US stocks climbed on Monday as economic-reopening plans around the world fueled fresh investor optimism.
All three major indexes climbed for a second straight day after states including Alaska, South Carolina, Georgia, and Texas began the first phases of business reopenings. The Dow Jones industrial average rose for a fourth consecutive session.
New York Gov. Andrew Cuomo on Sunday revealed the state’s plan for a gradual recovery, adding that the outbreak in the US’s virus hotspot had mostly been contained.
“Short term, the numbers are on the decline. Everything we have done is working,” Cuomo said, though he cautioned that people shouldn’t be “getting too far ahead of ourselves.”
Here’s where major US indexes stood at the 4 p.m. ET market close on Monday:
- S&P 500: 2,878.48, up 1.5%
- Dow Jones industrial average: 24,133.78, up 1.5% (359 points)
- Nasdaq composite: 8,730.16, up 1.1%
Spain, Italy, and France all made early moves to reboot their economies after data showed coronavirus deaths slowing further in the eurozone.
Still, even if reopenings kick off at the end of spring, a full economic recovery could take four years, Scott Minerd, the chief investment officer of Guggenheim Investments, said in a Sunday note.
The government and the Federal Reserve’s relief policies will emerge “insufficient, misdirected, and full of unintended consequences,” he said, forecasting an L-shaped trend for the nation’s gross domestic product.
“The Fed and Treasury have essentially created a new moral hazard by socializing credit risk,” Minerd wrote. “The United States will never be able to return to free market capitalism as we knew it before these policies were put in place.”
Positive stock sentiment did little to buoy the ailing oil market. West Texas Intermediate crude contracts slipped as much as 30%, to $11.88 per barrel, slammed by growing fears of a global storage crisis. US firms have already slowed drilling activity to prop up the market, while Saudi Arabia accelerated production cuts originally intended for May 1. WTI rose to $15.54 as markets closed.
Brent crude tumbled 11%, to $19.11 per barrel at intraday lows.
The commodity-market volatility could last several more weeks, Goldman Sachs said in a Friday note. The bank’s analysts see global oil storage hitting its limit in as little as three weeks. Stabilizing the market would require cutting worldwide production by 18 million barrels per day by mid-May, nearly double what OPEC+ agreed to cut at an April meeting, the team added.

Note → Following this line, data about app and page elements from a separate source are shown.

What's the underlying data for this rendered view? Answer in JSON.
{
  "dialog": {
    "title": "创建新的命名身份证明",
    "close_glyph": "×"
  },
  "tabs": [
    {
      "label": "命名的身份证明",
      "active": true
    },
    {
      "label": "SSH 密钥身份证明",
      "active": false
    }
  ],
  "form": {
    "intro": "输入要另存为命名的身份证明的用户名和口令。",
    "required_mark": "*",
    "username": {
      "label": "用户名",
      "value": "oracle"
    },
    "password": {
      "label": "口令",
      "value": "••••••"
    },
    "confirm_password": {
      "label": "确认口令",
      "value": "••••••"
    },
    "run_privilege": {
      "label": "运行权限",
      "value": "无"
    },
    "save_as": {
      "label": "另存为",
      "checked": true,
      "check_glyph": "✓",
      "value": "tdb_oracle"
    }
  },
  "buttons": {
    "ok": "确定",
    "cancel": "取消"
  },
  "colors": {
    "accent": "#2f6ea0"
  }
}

The rest of the week is poised to deliver a range of macroeconomic-data releases and economic-policy updates. The Fed, the European Central Bank, and the Bank of Japan are all scheduled to hold monetary-policy meetings and issue updates on plans to further fight the coronavirus pandemic’s economic fallout.